08 Jun 2007
Antonio García Marín and colleagues from the Albert Einstein Institute and University of Hanover describe the role that laser interferometry will play in the LISA and LISA Pathfinder missions (J. Phys.: Conf. Ser. 66 012052).
The Laser Interferometer Space Antenna (LISA) is a joint ESA-NASA mission designed to observe gravitational waves in the frequency range between 10-4 and 1 Hz. Sources in this frequency range include supermassive black holes and galactic binary stars, but studies of these phenomena using ground-based detectors are limited by terrestrial noise.
LISA will consist of three identical spacecraft separated by 5 million kilometers, which together will carry six free-flying proof masses in heliocentric drag-free orbit. Laser interferometry will be used to measure the fluctuations in separation between two test masses located in different satellites with picometer precision.
The aim of the LISA Pathfinder mission is to demonstrate in space the core technologies for LISA. The mission will launch in 2009, five years before LISA, and will consist of two free-floating test masses in a single satellite. The precision of the laser interferometry equipment will be demonstrated as it is used to measure the relative motion of the masses along a common sensitive axis.

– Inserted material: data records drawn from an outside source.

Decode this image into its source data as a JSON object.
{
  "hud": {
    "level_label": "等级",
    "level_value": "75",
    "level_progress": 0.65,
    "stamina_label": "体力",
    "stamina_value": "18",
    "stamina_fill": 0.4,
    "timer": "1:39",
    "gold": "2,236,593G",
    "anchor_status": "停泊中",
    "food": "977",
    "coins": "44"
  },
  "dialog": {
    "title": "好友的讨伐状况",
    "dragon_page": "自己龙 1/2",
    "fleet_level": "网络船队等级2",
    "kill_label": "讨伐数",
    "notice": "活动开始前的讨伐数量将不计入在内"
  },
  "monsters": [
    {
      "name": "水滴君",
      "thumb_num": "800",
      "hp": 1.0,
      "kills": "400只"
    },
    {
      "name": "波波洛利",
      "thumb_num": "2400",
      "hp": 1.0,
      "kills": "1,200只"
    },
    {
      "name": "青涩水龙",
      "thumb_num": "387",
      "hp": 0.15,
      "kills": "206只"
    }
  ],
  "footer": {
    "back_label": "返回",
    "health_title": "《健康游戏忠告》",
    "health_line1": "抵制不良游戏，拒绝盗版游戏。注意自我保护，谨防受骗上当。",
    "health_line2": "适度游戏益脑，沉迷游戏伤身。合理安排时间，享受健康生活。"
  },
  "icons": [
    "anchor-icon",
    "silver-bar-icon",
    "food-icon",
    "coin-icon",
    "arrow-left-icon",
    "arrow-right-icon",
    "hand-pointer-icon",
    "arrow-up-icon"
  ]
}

The authors present an overview of the development of LISA and LISA Pathfinder with particular emphasis on the interferometry, describing the on-board optical bench and the technological challenges presented by the mission.
This forms the abstract of an article published in Journal of Physics: Conference Series. The full article is available here.